However, when it comes to bonds, there are few silver linings. The author states: "The first thing you should do to protect your portfolio in an environment of rising interest rates is to reduce you bond holdings, particularly U.S. Treasuries." He goes on later in the chapter to say: "...the U.S. fiscal debt represents two threats to the bond portion of your portfolio. All else being equal, a larger supply of Treasuries will push real yields up and and prices down, and the longer the duration of your bonds, the bigger will be to the hit to their price. The second threat is less certain but potentially more deadly. High government deficit spending often leads to inflation...If you need income, look at preferred dividend paying stocks as bond substitutes."
That last sentence is basically the gist of the stock section of the book, although there was one paragraph that really jumped out at me and I believe rings true: "The problem for equity investors going forward is that despite two brutal bear markets, U.S. stocks never really got that cheap, at least when compared to other market bottoms. So while stocks are reasonably priced today, they are nowhere near the bargain basement prices that typically mark the start of a new, long-term bull market." Koesterich contends that if you wish to invest in equities, then you should look beyond the borders of the United States.
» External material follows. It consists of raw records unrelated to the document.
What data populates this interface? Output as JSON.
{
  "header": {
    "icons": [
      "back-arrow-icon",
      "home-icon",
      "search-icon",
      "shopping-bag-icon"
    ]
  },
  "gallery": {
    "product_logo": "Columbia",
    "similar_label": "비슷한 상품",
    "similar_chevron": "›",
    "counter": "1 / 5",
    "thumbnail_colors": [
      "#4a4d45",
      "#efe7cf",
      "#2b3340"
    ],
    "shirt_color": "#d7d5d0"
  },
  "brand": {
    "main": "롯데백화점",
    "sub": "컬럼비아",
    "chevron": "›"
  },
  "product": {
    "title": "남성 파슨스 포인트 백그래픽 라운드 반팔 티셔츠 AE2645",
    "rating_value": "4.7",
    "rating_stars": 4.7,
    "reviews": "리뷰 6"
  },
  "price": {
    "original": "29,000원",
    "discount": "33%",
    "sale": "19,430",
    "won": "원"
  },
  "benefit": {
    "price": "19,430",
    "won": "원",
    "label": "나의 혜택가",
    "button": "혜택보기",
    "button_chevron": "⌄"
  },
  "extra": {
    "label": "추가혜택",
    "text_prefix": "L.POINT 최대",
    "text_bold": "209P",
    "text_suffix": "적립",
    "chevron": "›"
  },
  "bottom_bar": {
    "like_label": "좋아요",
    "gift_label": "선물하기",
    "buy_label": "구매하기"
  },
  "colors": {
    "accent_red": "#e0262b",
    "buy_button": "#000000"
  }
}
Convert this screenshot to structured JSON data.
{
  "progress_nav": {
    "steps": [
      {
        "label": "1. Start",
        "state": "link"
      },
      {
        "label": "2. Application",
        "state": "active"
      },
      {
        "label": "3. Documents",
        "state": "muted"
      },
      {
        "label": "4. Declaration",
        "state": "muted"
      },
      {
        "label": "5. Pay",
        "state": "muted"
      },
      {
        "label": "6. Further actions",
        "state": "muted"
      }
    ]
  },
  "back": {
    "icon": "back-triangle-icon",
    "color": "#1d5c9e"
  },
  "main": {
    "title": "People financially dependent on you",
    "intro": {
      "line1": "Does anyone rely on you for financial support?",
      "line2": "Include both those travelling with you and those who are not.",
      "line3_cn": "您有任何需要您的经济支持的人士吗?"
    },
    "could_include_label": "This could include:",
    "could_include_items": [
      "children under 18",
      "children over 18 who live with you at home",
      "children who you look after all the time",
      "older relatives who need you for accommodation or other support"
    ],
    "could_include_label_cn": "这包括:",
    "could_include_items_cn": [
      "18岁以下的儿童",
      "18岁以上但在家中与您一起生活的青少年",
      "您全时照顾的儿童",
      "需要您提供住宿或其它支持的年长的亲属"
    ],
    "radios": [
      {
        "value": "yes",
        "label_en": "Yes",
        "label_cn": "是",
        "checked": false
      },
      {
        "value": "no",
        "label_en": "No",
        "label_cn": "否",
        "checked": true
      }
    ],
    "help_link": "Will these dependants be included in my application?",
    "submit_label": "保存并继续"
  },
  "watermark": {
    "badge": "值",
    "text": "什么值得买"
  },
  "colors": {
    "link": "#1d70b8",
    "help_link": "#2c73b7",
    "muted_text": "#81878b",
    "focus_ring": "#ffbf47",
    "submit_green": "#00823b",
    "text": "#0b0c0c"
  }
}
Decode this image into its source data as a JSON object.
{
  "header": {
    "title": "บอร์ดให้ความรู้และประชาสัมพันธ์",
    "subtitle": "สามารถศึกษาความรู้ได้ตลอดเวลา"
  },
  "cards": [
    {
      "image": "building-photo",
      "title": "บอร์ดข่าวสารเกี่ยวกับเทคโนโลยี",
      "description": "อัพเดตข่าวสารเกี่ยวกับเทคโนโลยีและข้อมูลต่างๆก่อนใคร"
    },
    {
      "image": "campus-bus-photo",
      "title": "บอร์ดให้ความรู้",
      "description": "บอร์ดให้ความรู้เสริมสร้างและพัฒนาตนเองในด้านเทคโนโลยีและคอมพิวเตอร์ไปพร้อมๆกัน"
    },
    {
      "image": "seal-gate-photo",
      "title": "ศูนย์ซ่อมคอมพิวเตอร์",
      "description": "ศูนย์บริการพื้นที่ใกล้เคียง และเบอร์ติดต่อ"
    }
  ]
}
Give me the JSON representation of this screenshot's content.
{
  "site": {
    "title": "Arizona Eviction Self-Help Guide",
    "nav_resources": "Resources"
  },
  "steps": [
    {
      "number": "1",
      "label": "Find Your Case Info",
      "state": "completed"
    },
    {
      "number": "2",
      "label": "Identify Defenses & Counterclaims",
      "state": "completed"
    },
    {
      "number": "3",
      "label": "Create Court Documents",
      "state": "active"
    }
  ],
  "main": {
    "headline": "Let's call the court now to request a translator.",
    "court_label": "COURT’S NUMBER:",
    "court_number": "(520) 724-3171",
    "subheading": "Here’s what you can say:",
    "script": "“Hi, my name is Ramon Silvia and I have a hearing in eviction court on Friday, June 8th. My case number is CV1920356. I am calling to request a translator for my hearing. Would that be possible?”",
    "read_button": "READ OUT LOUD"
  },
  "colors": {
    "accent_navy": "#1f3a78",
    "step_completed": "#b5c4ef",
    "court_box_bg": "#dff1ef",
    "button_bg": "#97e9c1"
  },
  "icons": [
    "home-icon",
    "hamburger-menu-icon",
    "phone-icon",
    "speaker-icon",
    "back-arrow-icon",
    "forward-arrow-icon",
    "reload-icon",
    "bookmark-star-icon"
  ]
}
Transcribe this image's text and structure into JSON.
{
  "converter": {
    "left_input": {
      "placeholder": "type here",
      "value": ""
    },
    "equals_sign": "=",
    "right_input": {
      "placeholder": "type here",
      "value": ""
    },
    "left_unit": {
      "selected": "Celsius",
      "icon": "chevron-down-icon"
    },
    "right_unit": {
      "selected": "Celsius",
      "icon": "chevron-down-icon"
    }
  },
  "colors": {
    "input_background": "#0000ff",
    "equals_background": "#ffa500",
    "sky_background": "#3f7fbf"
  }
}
These asset classes give you some examples of what you can encounter in The Ten Trillion Dollar Gamble. The author also covers commodities and basically says: "I would recommend that investors restrict their commodity investments to just two allocations: a broad commodity fund and gold." As for real estate, he doesn't think it's a wise investment with interest rates rising. A home is one thing. Falling housing prices is another: "Slower economic growth will reduce the demand for both residential and commercial real estate, and higher interest rates will harm affordability. If you already own a house and that house represents a nontrivial portion of your net worth, you probably have all of the real estate exposure you are going to want."
As stated earlier, I liked the book and you will too.
Disclosure: I have no positions in any stocks mentioned, and no plans to initiate any positions within the next 72 hours.